Last year, I was serving as a pastor at Bethany Lutheran Church in Dallas, Texas. The church is in a neighborhood where there were few “Black Lives Matter” signs. You remember last summer, after the brutal death of George Floyd in Minneapolis, when there were protests all over the world. There were protests in Dallas too, even a protest in a park in the same neighborhood of the church.
During the summer, the congregation wasn’t ready to put a “Black Lives Matter” sign in the church yard. But an opportunity came up: a neighborhood group dedicated to anti-racism had created a picture memorial with just the faces and names of people who had died because of racism. It was a temporary memorial, titled “Say Their Names,” and it was meant to travel around the area, to keep people remembering the many who have died. My family visited the memorial when the photos were posted on a fence outside the local high school football stadium.

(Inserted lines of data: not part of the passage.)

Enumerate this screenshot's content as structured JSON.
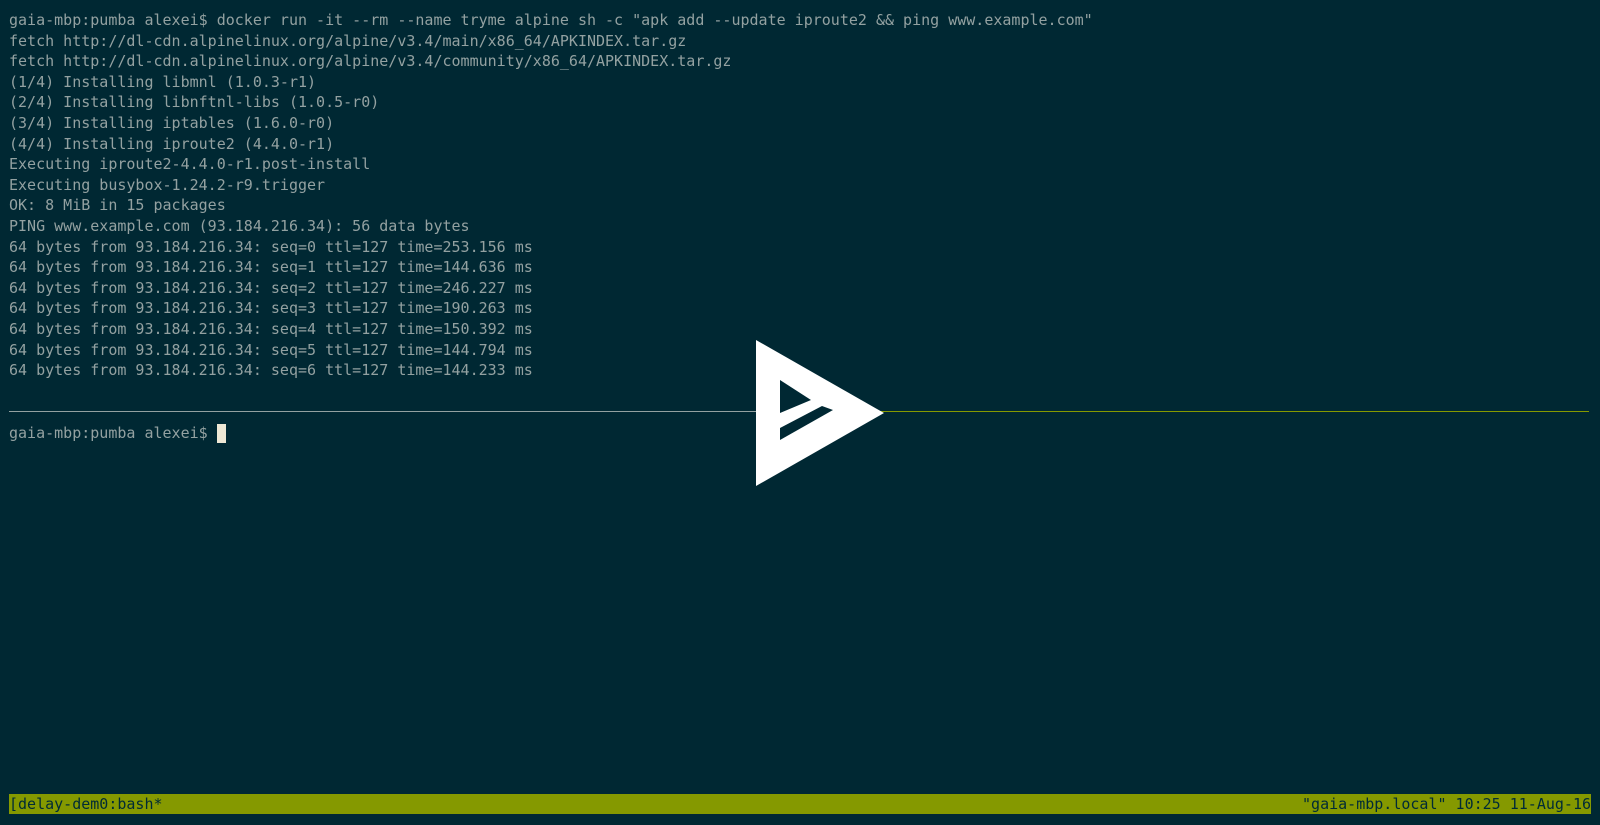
{
  "terminal": {
    "lines": [
      "gaia-mbp:pumba alexei$ docker run -it --rm --name tryme alpine sh -c \"apk add --update iproute2 && ping www.example.com\"",
      "fetch http://dl-cdn.alpinelinux.org/alpine/v3.4/main/x86_64/APKINDEX.tar.gz",
      "fetch http://dl-cdn.alpinelinux.org/alpine/v3.4/community/x86_64/APKINDEX.tar.gz",
      "(1/4) Installing libmnl (1.0.3-r1)",
      "(2/4) Installing libnftnl-libs (1.0.5-r0)",
      "(3/4) Installing iptables (1.6.0-r0)",
      "(4/4) Installing iproute2 (4.4.0-r1)",
      "Executing iproute2-4.4.0-r1.post-install",
      "Executing busybox-1.24.2-r9.trigger",
      "OK: 8 MiB in 15 packages",
      "PING www.example.com (93.184.216.34): 56 data bytes",
      "64 bytes from 93.184.216.34: seq=0 ttl=127 time=253.156 ms",
      "64 bytes from 93.184.216.34: seq=1 ttl=127 time=144.636 ms",
      "64 bytes from 93.184.216.34: seq=2 ttl=127 time=246.227 ms",
      "64 bytes from 93.184.216.34: seq=3 ttl=127 time=190.263 ms",
      "64 bytes from 93.184.216.34: seq=4 ttl=127 time=150.392 ms",
      "64 bytes from 93.184.216.34: seq=5 ttl=127 time=144.794 ms",
      "64 bytes from 93.184.216.34: seq=6 ttl=127 time=144.233 ms"
    ],
    "prompt": "gaia-mbp:pumba alexei$"
  },
  "status_bar": {
    "left": "[delay-dem0:bash*",
    "right": "\"gaia-mbp.local\" 10:25 11-Aug-16"
  },
  "overlay": {
    "icon": "play-icon"
  },
  "colors": {
    "background": "#002833",
    "foreground": "#93a1a1",
    "accent": "#859900",
    "cursor": "#eee8d5",
    "overlay": "#ffffff"
  }
}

So I’d seen it: dozens of photos, all people of African descent, most of them young—all of them died much too soon. Some photos were recent, like George Floyd. Some were local to the Dallas area, like Botham Jean, Jordan Edwards, and Atatiana Jefferson. There were photos of people whose stories were well-known around the nation: Michael Brown, Trayvon Martin, Freddie Gray, and the martyrs of Mother Emanuel: Clementa Pinckney, Cynthia Hurd, Depayne Middleton-Doctor, Sharonda Coleman-Singleton, Susie Jackson, Myra Thompson, Tywanza Sanders, Ethel Lance, Daniel Simmons.

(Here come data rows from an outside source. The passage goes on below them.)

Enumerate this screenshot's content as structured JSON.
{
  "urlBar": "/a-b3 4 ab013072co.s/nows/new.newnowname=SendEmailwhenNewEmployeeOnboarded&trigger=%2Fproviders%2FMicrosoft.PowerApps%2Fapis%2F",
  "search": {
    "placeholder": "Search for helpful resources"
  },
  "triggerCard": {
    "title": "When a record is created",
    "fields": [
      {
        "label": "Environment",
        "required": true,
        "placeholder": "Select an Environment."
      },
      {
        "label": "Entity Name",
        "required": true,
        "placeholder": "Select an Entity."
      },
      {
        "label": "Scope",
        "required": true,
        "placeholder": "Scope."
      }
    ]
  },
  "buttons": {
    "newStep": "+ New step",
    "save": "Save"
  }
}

Some died long ago, like Martin Luther King, Jr., Medgar Evers, and the four little girls who died in their Alabama church: Addie Mae Collins, Cynthia Wesley, Carole Robertson, and Carol Denise McNair. Not all of those people pictured were from the United States; Steve Biko, a South African, also died fighting against racism.
These faces and names needed to continue to tell their story. The “Say Their Names” memorial was meant to travel, and during the sweltering heat of August, the leaders of the church welcomed the memorial, installed on a chain-link fence outside an empty playground in the month before preschool would start again.
We were glad to provide hospitality, even though there was concern about “what people would think,” but people in the neighborhood seemed supportive. Parents took their children to the memorial. At the end of August, the organizers of the anti-racism group found another home for the memorial and it traveled on to another location, exactly as it had been planned.
A few days later, I got a phone call in the church office: a man had some questions about the “Say Their Names” memorial. His voice was friendly, he asked, Why was it taken down? I explained the group organizing the memorial intended to move it around every month so that more people could see it; I told him where I thought the new location would be.
Then he said he wanted to look at the names again and find their dirty little rap sheets because these people weren’t victims, they’re criminals. And immediately he hung up the phone.
Criminals? What a strange word for people who had died for no reason other than the color of their skin. Criminal is a strange word for a dead child.
Criminal is also a strange word for the savior of the world. But that’s exactly the way Jesus died—executed unjustly as a criminal, brutally so that everyone watching would know who has the power to decide between life and death. Brutal enough to make the bystanders wonder, maybe he did something to deserve this?
God isn’t sitting back and letting this happen; God is the one hanging on the cross, experiencing the pain. God knows the pain of an unjust death. God knows the pain of someone gone too soon. God knows the pain of losing a child. God knows the helplessness of “you can’t win.” God knows what it feels like to be unable to breathe.
In all the ways that human beings can suffer, God suffers too. In his book, The Cross and the Lynching Tree, James Cone writes, “the real scandal of the Gospel is this: humanity’s salvation is revealed in the cross of the condemned criminal Jesus, and humanity’s salvation is available only through our solidarity with the crucified people in our midst.”